§ **Task instructions**
What you give back should match the entries below character for character.

§ **Input material**
□ □ □ □

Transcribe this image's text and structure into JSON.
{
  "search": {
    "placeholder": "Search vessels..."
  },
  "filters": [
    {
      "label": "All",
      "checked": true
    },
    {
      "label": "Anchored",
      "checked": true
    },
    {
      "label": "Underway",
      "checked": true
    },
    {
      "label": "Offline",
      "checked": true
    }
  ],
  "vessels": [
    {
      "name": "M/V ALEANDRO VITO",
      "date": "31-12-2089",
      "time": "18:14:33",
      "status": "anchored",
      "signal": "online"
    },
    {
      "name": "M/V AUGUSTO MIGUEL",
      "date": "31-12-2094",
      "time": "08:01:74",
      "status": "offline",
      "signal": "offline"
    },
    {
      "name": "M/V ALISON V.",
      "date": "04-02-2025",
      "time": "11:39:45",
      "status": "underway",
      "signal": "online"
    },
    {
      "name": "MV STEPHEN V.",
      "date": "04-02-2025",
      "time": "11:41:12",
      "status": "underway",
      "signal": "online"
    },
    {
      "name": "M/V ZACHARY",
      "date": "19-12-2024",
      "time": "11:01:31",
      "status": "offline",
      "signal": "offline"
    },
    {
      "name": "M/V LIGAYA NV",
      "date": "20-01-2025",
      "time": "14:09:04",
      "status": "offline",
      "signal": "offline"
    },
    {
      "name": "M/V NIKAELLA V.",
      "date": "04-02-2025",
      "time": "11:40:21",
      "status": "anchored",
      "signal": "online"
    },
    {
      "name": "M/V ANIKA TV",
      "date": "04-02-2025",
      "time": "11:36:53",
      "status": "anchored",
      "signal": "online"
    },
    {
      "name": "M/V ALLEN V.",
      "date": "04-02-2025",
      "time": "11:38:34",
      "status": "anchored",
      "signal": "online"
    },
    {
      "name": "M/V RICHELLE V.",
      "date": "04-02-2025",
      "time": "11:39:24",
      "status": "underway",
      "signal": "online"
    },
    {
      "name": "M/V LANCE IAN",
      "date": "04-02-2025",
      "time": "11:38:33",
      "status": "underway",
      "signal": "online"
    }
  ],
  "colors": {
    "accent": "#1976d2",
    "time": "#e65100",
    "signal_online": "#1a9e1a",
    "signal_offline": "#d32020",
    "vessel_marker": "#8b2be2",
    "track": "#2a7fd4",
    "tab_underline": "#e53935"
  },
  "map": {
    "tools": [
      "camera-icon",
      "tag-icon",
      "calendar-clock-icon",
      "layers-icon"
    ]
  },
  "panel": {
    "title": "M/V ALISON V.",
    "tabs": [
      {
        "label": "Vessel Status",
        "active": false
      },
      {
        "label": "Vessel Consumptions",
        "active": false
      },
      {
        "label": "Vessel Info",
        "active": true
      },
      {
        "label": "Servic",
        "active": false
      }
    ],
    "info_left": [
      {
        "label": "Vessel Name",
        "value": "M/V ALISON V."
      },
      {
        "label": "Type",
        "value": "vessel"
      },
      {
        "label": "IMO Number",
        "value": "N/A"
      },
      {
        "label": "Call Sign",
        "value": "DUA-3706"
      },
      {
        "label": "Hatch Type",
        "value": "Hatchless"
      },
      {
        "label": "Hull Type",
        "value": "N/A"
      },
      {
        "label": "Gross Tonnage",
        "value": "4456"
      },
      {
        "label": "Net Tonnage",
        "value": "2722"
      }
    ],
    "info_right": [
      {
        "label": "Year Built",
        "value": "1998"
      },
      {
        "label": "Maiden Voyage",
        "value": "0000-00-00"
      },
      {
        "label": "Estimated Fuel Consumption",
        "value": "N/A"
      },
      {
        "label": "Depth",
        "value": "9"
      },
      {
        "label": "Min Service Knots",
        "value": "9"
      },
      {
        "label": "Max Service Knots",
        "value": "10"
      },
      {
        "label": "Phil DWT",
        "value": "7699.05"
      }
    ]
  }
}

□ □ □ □

§ **Output below**
Transcribe this image's text and structure into JSON.
{
  "search": {
    "placeholder": "Search vessels..."
  },
  "filters": [
    {
      "label": "All",
      "checked": true
    },
    {
      "label": "Anchored",
      "checked": true
    },
    {
      "label": "Underway",
      "checked": true
    },
    {
      "label": "Offline",
      "checked": true
    }
  ],
  "vessels": [
    {
      "name": "M/V ALEANDRO VITO",
      "date": "31-12-2089",
      "time": "18:14:33",
      "status": "anchored",
      "signal": "online"
    },
    {
      "name": "M/V AUGUSTO MIGUEL",
      "date": "31-12-2094",
      "time": "08:01:74",
      "status": "offline",
      "signal": "offline"
    },
    {
      "name": "M/V ALISON V.",
      "date": "04-02-2025",
      "time": "11:39:45",
      "status": "underway",
      "signal": "online"
    },
    {
      "name": "MV STEPHEN V.",
      "date": "04-02-2025",
      "time": "11:41:12",
      "status": "underway",
      "signal": "online"
    },
    {
      "name": "M/V ZACHARY",
      "date": "19-12-2024",
      "time": "11:01:31",
      "status": "offline",
      "signal": "offline"
    },
    {
      "name": "M/V LIGAYA NV",
      "date": "20-01-2025",
      "time": "14:09:04",
      "status": "offline",
      "signal": "offline"
    },
    {
      "name": "M/V NIKAELLA V.",
      "date": "04-02-2025",
      "time": "11:40:21",
      "status": "anchored",
      "signal": "online"
    },
    {
      "name": "M/V ANIKA TV",
      "date": "04-02-2025",
      "time": "11:36:53",
      "status": "anchored",
      "signal": "online"
    },
    {
      "name": "M/V ALLEN V.",
      "date": "04-02-2025",
      "time": "11:38:34",
      "status": "anchored",
      "signal": "online"
    },
    {
      "name": "M/V RICHELLE V.",
      "date": "04-02-2025",
      "time": "11:39:24",
      "status": "underway",
      "signal": "online"
    },
    {
      "name": "M/V LANCE IAN",
      "date": "04-02-2025",
      "time": "11:38:33",
      "status": "underway",
      "signal": "online"
    }
  ],
  "colors": {
    "accent": "#1976d2",
    "time": "#e65100",
    "signal_online": "#1a9e1a",
    "signal_offline": "#d32020",
    "vessel_marker": "#8b2be2",
    "track": "#2a7fd4",
    "tab_underline": "#e53935"
  },
  "map": {
    "tools": [
      "camera-icon",
      "tag-icon",
      "calendar-clock-icon",
      "layers-icon"
    ]
  },
  "panel": {
    "title": "M/V ALISON V.",
    "tabs": [
      {
        "label": "Vessel Status",
        "active": false
      },
      {
        "label": "Vessel Consumptions",
        "active": false
      },
      {
        "label": "Vessel Info",
        "active": true
      },
      {
        "label": "Servic",
        "active": false
      }
    ],
    "info_left": [
      {
        "label": "Vessel Name",
        "value": "M/V ALISON V."
      },
      {
        "label": "Type",
        "value": "vessel"
      },
      {
        "label": "IMO Number",
        "value": "N/A"
      },
      {
        "label": "Call Sign",
        "value": "DUA-3706"
      },
      {
        "label": "Hatch Type",
        "value": "Hatchless"
      },
      {
        "label": "Hull Type",
        "value": "N/A"
      },
      {
        "label": "Gross Tonnage",
        "value": "4456"
      },
      {
        "label": "Net Tonnage",
        "value": "2722"
      }
    ],
    "info_right": [
      {
        "label": "Year Built",
        "value": "1998"
      },
      {
        "label": "Maiden Voyage",
        "value": "0000-00-00"
      },
      {
        "label": "Estimated Fuel Consumption",
        "value": "N/A"
      },
      {
        "label": "Depth",
        "value": "9"
      },
      {
        "label": "Min Service Knots",
        "value": "9"
      },
      {
        "label": "Max Service Knots",
        "value": "10"
      },
      {
        "label": "Phil DWT",
        "value": "7699.05"
      }
    ]
  }
}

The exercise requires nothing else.